- Literacy- Developing the fine manipulative skills that are needed for holding writing tools. Mark making in the gloop. You could also use the clipboard and pen to write down the ingredients you need to make your witches brew.
- Expressive arts and design- Designing their own witches brew and role play when pretending to drink it.
Saturday, October 25, 2014
Witches gloopy brew
With Halloween looming, Bee and I decided to make a spooky witches potion. We decided the main ingredient would be Gloop, you may also know it as oblique or silk. If this is the first time you have made gloop, you will be amazed at the end result and it will have you questioning is it a solid or a liquid.
To add an extra dimension to the gloopy witches potion, we added creepy crawlies, witches fingers and anything else that you may find available from the dollor store/pound shop.
If your child loves slime and exploring different textures, this activity is for them.

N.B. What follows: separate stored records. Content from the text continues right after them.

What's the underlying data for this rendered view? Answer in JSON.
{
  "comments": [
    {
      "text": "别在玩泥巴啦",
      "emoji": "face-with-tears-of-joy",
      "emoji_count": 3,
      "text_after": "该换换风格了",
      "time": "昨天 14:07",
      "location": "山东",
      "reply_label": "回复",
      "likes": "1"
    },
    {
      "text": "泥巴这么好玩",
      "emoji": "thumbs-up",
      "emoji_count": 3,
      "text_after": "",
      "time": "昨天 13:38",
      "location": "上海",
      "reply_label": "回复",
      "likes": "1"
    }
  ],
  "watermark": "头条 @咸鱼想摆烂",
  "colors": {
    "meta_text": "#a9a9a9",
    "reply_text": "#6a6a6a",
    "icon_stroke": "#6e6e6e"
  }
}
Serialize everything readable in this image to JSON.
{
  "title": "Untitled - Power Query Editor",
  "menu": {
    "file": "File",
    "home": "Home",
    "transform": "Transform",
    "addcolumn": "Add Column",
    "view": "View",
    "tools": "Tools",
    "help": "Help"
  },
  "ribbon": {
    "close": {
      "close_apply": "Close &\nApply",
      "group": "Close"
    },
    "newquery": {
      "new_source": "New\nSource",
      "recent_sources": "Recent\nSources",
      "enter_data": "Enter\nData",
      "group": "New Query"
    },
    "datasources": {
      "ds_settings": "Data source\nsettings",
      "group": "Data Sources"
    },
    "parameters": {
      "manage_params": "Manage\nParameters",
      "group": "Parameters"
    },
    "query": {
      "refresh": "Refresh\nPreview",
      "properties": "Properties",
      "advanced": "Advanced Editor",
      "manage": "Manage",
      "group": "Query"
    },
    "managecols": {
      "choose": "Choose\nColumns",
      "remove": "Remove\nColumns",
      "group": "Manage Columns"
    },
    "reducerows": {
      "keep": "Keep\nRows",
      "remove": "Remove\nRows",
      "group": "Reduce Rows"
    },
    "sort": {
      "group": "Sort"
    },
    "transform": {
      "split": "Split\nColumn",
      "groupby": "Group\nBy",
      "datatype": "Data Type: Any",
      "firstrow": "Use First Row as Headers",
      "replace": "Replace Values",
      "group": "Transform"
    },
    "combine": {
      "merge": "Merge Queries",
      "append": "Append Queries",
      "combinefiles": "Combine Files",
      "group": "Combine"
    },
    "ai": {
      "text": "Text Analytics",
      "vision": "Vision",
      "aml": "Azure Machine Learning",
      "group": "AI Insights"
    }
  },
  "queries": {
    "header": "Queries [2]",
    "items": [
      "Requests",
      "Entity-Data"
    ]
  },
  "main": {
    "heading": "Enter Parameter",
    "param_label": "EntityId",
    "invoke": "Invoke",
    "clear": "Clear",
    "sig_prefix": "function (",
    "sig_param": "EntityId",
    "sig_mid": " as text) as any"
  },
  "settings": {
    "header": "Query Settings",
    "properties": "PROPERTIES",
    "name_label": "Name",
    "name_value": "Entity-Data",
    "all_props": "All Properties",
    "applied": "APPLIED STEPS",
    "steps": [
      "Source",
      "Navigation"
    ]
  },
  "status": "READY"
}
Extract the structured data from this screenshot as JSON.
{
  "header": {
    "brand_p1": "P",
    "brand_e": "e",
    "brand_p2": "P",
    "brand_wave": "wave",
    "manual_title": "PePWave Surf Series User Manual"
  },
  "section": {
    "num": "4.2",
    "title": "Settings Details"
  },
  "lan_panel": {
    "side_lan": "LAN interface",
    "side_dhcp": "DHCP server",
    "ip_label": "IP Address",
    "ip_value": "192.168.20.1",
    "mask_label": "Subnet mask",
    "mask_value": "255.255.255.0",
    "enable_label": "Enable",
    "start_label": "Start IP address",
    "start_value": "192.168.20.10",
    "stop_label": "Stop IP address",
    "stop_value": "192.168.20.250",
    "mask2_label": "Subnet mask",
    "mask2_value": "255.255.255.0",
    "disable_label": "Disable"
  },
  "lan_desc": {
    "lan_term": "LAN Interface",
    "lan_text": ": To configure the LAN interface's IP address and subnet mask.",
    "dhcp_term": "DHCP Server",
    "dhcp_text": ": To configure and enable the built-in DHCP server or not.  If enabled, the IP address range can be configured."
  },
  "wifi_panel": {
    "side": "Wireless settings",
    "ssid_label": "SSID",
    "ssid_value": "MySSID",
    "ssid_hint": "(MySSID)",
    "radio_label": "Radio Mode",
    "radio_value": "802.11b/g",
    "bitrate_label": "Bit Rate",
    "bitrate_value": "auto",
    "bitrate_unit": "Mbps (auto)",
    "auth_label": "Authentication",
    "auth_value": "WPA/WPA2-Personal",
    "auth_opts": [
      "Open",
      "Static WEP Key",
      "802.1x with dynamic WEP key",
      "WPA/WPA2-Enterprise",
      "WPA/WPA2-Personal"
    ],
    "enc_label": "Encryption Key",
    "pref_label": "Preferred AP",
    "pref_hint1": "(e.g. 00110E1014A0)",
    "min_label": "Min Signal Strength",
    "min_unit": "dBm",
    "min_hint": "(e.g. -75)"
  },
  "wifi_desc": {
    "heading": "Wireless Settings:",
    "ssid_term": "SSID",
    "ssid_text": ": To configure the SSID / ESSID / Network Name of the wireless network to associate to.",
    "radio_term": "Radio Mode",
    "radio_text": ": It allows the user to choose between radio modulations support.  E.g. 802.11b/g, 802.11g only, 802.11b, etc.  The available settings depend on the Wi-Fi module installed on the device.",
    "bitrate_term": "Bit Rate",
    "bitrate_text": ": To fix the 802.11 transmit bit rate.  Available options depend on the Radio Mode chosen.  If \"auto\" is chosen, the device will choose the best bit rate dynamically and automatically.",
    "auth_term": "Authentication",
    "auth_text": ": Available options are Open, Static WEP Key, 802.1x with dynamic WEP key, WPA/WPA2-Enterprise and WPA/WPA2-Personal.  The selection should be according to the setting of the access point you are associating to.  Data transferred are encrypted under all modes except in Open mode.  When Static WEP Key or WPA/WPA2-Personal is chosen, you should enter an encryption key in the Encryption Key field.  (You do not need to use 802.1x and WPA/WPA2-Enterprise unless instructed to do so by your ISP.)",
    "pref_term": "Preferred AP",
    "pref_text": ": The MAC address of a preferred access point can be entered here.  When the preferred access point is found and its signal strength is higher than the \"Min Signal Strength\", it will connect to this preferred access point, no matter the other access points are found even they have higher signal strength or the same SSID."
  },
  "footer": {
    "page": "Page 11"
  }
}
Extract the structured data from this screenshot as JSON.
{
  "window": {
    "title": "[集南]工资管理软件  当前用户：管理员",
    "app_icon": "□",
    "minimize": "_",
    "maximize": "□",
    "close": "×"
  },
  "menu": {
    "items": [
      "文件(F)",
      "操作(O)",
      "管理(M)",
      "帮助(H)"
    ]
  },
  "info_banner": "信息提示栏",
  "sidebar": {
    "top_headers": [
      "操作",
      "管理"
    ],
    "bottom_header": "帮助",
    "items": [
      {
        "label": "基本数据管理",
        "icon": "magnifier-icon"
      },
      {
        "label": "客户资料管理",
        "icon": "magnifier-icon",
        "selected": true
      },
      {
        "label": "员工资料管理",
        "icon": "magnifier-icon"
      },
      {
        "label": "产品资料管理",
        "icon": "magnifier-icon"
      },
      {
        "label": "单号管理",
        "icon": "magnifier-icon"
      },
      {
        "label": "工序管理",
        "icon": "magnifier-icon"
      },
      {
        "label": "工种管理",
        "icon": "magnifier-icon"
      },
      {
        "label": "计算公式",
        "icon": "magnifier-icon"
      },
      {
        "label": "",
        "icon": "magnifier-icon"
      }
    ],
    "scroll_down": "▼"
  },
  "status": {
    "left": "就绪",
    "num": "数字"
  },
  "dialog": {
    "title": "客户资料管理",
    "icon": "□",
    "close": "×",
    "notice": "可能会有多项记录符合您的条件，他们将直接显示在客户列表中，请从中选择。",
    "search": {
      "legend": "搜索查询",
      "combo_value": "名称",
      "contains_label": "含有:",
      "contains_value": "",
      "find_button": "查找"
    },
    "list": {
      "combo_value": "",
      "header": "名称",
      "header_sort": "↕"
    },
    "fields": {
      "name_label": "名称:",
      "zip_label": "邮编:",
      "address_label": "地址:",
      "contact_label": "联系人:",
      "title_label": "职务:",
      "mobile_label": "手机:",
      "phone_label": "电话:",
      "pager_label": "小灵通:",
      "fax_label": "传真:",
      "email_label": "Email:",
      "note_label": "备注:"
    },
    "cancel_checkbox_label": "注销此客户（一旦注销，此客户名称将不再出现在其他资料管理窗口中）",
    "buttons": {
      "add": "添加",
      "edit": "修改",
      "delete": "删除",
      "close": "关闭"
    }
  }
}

Bee played for a solid hour with the gloop. I am not going to lie...this activity is messy, but so worth it!
Who can play?
Children of all ages will love this activity. For younger children, I would recommend removing the small toys and just playing with the gloop.
As with all activities you must take into consideration your child's age and stage of development.
Encourage children not to eat the gloop. Even though it is edible substance, I would not recommend eating it. With babies and young children, you could always use their pacifier/dummy if they have one, to discourage them putting the gloop in their mouth.
Constant adult supervision is needed.
Ensure this activity is not carried out on a slippy floor, as spills are likely.
What do you need?
1. Blanket to protect flooring and for an easy clean up
4. Food colouring
8. Halloween items such as witches fingers, bones cut out of card, spiders etc.
9. Witches costume (optional)
10. Brush and shovel for clean up
11.Clipboard, paper and pencil
What did we do?
The first thing you need to do is prepare the area and equipment. I placed a blanket on the floor and brought all the required ingredients outside. We talked about what witches would like to eat and thought of things they would possibly put in their cauldron. Bee's imagination was in overdrive.
Our next job was to make the gloop/oblique/silk. We emptied one box of cornstarch/cornflour into a bowl. Slowly we added a cup of water with your desired food colouring to the mixture. It is important to add small amounts of water at a time, as you need it to be just the right consistency. You will know when it's right. Too little water will make the mixture feel dry and too much will make it runny and you will not be able to pick it up.
Now for the fun part...playing and experimenting with the textures of the gloop. It feels so strange. One minute it feels like a solid and you can pick it up, and the next it is like a liquid, dripping through your fingers. Bee loved making it into a ball and then watching it slowly drip from one hand to the other. It seemed to have a therapeutic and hypnotizing effect.
Once you have finished exploring the gloop on its own, you can add your halloween items to encourage role play and creative development. Bee loved making "Witchy cups of tea" with plastic witch fingers, bones and spiders...mmmm. She counted out the ingredients into the cups developing her mathematical skills and concepts.
When cleaning up the gloop, I find that if you let it dry, it can be easily shook off the blanket and brushed up. This is why I highly recommend you exploring the gloop outside.
Once the activity has finished you can store the dried gloop in a container and if you wish to do the activity again, just add water.
What did we learn?
What could be done next?
1. Create a Witches tea shop. This will encourage creative play and mathematical too as the children count out money and use addition.
2. Washing the equipment is just as much fun as playing with the gloop. This teaches independence, self help and your child will aldo enjoy playing with the water.
3. If your child is not so keen on the messy gloop, try just making the witches brew with water and spooky objects.
Did it outside to save mess.